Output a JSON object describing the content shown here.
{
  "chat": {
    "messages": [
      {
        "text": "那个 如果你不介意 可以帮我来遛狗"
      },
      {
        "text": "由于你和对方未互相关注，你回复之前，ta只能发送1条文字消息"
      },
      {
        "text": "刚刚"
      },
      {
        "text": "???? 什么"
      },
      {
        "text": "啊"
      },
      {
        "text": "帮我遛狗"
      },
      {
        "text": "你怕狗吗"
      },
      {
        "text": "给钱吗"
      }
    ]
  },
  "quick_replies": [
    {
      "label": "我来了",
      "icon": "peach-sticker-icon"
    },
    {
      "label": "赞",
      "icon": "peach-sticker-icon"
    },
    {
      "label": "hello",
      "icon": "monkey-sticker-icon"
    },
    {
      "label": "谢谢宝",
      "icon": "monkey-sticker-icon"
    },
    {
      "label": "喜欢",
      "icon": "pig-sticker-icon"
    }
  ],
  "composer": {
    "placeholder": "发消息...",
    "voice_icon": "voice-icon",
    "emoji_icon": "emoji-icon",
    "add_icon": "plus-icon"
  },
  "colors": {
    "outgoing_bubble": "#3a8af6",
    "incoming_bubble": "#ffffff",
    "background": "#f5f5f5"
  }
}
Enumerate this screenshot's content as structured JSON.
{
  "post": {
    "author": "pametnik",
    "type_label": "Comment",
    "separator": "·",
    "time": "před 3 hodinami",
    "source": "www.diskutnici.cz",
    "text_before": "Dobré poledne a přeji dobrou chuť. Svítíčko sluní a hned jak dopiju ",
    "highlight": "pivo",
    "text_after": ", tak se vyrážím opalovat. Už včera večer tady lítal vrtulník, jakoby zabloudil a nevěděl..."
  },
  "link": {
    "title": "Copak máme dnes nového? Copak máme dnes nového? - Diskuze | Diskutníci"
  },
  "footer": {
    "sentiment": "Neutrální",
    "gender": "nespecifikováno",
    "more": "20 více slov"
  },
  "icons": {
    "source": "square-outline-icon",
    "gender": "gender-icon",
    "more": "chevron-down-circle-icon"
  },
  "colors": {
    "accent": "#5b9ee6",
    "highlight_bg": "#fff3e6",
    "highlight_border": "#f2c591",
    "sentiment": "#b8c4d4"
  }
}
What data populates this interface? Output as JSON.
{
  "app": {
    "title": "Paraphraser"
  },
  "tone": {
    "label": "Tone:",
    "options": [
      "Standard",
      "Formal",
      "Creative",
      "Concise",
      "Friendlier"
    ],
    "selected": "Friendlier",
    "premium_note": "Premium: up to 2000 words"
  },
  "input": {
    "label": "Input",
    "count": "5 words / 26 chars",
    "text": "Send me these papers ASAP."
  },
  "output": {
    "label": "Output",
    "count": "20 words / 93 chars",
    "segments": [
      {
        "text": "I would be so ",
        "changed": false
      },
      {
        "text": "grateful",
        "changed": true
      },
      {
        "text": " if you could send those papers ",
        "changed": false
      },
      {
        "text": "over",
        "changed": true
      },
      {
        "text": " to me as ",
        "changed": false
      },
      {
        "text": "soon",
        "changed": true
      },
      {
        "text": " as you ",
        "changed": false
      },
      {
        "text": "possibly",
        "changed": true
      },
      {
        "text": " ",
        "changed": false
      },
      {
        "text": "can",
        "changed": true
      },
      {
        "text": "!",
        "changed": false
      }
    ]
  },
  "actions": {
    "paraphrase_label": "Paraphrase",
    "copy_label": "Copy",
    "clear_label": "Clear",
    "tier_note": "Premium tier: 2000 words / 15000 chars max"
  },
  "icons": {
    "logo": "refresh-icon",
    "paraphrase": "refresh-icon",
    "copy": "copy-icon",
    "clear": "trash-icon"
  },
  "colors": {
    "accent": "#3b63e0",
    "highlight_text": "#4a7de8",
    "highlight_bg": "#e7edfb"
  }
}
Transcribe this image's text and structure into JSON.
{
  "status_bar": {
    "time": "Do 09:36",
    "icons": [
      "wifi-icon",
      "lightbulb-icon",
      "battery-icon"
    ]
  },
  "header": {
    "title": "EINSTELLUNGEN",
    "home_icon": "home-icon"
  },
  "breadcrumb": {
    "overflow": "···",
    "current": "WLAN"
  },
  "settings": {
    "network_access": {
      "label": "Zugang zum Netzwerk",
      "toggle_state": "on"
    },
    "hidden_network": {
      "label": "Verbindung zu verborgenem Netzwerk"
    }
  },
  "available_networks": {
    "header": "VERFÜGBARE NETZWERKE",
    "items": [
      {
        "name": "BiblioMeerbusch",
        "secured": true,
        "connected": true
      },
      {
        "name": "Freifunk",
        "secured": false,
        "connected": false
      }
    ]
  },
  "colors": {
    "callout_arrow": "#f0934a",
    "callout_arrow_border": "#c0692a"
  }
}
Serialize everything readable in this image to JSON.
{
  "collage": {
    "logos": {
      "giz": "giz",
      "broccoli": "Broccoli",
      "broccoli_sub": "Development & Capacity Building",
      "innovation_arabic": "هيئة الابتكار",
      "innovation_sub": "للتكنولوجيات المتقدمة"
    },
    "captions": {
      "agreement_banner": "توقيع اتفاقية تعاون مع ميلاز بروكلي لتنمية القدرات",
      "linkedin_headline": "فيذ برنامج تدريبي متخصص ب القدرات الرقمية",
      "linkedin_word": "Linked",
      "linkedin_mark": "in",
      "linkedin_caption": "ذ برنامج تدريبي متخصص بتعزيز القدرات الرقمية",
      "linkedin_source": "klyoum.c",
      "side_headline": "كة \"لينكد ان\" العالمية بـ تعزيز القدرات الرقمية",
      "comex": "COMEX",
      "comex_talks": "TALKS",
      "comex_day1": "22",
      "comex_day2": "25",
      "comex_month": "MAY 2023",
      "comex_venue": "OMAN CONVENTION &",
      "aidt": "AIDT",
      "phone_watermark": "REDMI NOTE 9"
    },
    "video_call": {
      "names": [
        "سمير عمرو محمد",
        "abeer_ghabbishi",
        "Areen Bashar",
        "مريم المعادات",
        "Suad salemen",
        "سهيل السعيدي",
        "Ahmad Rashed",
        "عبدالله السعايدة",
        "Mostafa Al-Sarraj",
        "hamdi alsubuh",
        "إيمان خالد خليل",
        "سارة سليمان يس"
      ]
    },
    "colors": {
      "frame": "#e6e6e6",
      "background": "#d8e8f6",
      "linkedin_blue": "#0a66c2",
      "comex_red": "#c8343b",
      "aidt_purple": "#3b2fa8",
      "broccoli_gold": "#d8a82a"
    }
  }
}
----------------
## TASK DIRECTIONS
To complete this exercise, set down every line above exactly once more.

## SOLUTION BELOW
Output a JSON object describing the content shown here.
{
  "chat": {
    "messages": [
      {
        "text": "那个 如果你不介意 可以帮我来遛狗"
      },
      {
        "text": "由于你和对方未互相关注，你回复之前，ta只能发送1条文字消息"
      },
      {
        "text": "刚刚"
      },
      {
        "text": "???? 什么"
      },
      {
        "text": "啊"
      },
      {
        "text": "帮我遛狗"
      },
      {
        "text": "你怕狗吗"
      },
      {
        "text": "给钱吗"
      }
    ]
  },
  "quick_replies": [
    {
      "label": "我来了",
      "icon": "peach-sticker-icon"
    },
    {
      "label": "赞",
      "icon": "peach-sticker-icon"
    },
    {
      "label": "hello",
      "icon": "monkey-sticker-icon"
    },
    {
      "label": "谢谢宝",
      "icon": "monkey-sticker-icon"
    },
    {
      "label": "喜欢",
      "icon": "pig-sticker-icon"
    }
  ],
  "composer": {
    "placeholder": "发消息...",
    "voice_icon": "voice-icon",
    "emoji_icon": "emoji-icon",
    "add_icon": "plus-icon"
  },
  "colors": {
    "outgoing_bubble": "#3a8af6",
    "incoming_bubble": "#ffffff",
    "background": "#f5f5f5"
  }
}
Enumerate this screenshot's content as structured JSON.
{
  "post": {
    "author": "pametnik",
    "type_label": "Comment",
    "separator": "·",
    "time": "před 3 hodinami",
    "source": "www.diskutnici.cz",
    "text_before": "Dobré poledne a přeji dobrou chuť. Svítíčko sluní a hned jak dopiju ",
    "highlight": "pivo",
    "text_after": ", tak se vyrážím opalovat. Už včera večer tady lítal vrtulník, jakoby zabloudil a nevěděl..."
  },
  "link": {
    "title": "Copak máme dnes nového? Copak máme dnes nového? - Diskuze | Diskutníci"
  },
  "footer": {
    "sentiment": "Neutrální",
    "gender": "nespecifikováno",
    "more": "20 více slov"
  },
  "icons": {
    "source": "square-outline-icon",
    "gender": "gender-icon",
    "more": "chevron-down-circle-icon"
  },
  "colors": {
    "accent": "#5b9ee6",
    "highlight_bg": "#fff3e6",
    "highlight_border": "#f2c591",
    "sentiment": "#b8c4d4"
  }
}
What data populates this interface? Output as JSON.
{
  "app": {
    "title": "Paraphraser"
  },
  "tone": {
    "label": "Tone:",
    "options": [
      "Standard",
      "Formal",
      "Creative",
      "Concise",
      "Friendlier"
    ],
    "selected": "Friendlier",
    "premium_note": "Premium: up to 2000 words"
  },
  "input": {
    "label": "Input",
    "count": "5 words / 26 chars",
    "text": "Send me these papers ASAP."
  },
  "output": {
    "label": "Output",
    "count": "20 words / 93 chars",
    "segments": [
      {
        "text": "I would be so ",
        "changed": false
      },
      {
        "text": "grateful",
        "changed": true
      },
      {
        "text": " if you could send those papers ",
        "changed": false
      },
      {
        "text": "over",
        "changed": true
      },
      {
        "text": " to me as ",
        "changed": false
      },
      {
        "text": "soon",
        "changed": true
      },
      {
        "text": " as you ",
        "changed": false
      },
      {
        "text": "possibly",
        "changed": true
      },
      {
        "text": " ",
        "changed": false
      },
      {
        "text": "can",
        "changed": true
      },
      {
        "text": "!",
        "changed": false
      }
    ]
  },
  "actions": {
    "paraphrase_label": "Paraphrase",
    "copy_label": "Copy",
    "clear_label": "Clear",
    "tier_note": "Premium tier: 2000 words / 15000 chars max"
  },
  "icons": {
    "logo": "refresh-icon",
    "paraphrase": "refresh-icon",
    "copy": "copy-icon",
    "clear": "trash-icon"
  },
  "colors": {
    "accent": "#3b63e0",
    "highlight_text": "#4a7de8",
    "highlight_bg": "#e7edfb"
  }
}
Transcribe this image's text and structure into JSON.
{
  "status_bar": {
    "time": "Do 09:36",
    "icons": [
      "wifi-icon",
      "lightbulb-icon",
      "battery-icon"
    ]
  },
  "header": {
    "title": "EINSTELLUNGEN",
    "home_icon": "home-icon"
  },
  "breadcrumb": {
    "overflow": "···",
    "current": "WLAN"
  },
  "settings": {
    "network_access": {
      "label": "Zugang zum Netzwerk",
      "toggle_state": "on"
    },
    "hidden_network": {
      "label": "Verbindung zu verborgenem Netzwerk"
    }
  },
  "available_networks": {
    "header": "VERFÜGBARE NETZWERKE",
    "items": [
      {
        "name": "BiblioMeerbusch",
        "secured": true,
        "connected": true
      },
      {
        "name": "Freifunk",
        "secured": false,
        "connected": false
      }
    ]
  },
  "colors": {
    "callout_arrow": "#f0934a",
    "callout_arrow_border": "#c0692a"
  }
}
Serialize everything readable in this image to JSON.
{
  "collage": {
    "logos": {
      "giz": "giz",
      "broccoli": "Broccoli",
      "broccoli_sub": "Development & Capacity Building",
      "innovation_arabic": "هيئة الابتكار",
      "innovation_sub": "للتكنولوجيات المتقدمة"
    },
    "captions": {
      "agreement_banner": "توقيع اتفاقية تعاون مع ميلاز بروكلي لتنمية القدرات",
      "linkedin_headline": "فيذ برنامج تدريبي متخصص ب القدرات الرقمية",
      "linkedin_word": "Linked",
      "linkedin_mark": "in",
      "linkedin_caption": "ذ برنامج تدريبي متخصص بتعزيز القدرات الرقمية",
      "linkedin_source": "klyoum.c",
      "side_headline": "كة \"لينكد ان\" العالمية بـ تعزيز القدرات الرقمية",
      "comex": "COMEX",
      "comex_talks": "TALKS",
      "comex_day1": "22",
      "comex_day2": "25",
      "comex_month": "MAY 2023",
      "comex_venue": "OMAN CONVENTION &",
      "aidt": "AIDT",
      "phone_watermark": "REDMI NOTE 9"
    },
    "video_call": {
      "names": [
        "سمير عمرو محمد",
        "abeer_ghabbishi",
        "Areen Bashar",
        "مريم المعادات",
        "Suad salemen",
        "سهيل السعيدي",
        "Ahmad Rashed",
        "عبدالله السعايدة",
        "Mostafa Al-Sarraj",
        "hamdi alsubuh",
        "إيمان خالد خليل",
        "سارة سليمان يس"
      ]
    },
    "colors": {
      "frame": "#e6e6e6",
      "background": "#d8e8f6",
      "linkedin_blue": "#0a66c2",
      "comex_red": "#c8343b",
      "aidt_purple": "#3b2fa8",
      "broccoli_gold": "#d8a82a"
    }
  }
}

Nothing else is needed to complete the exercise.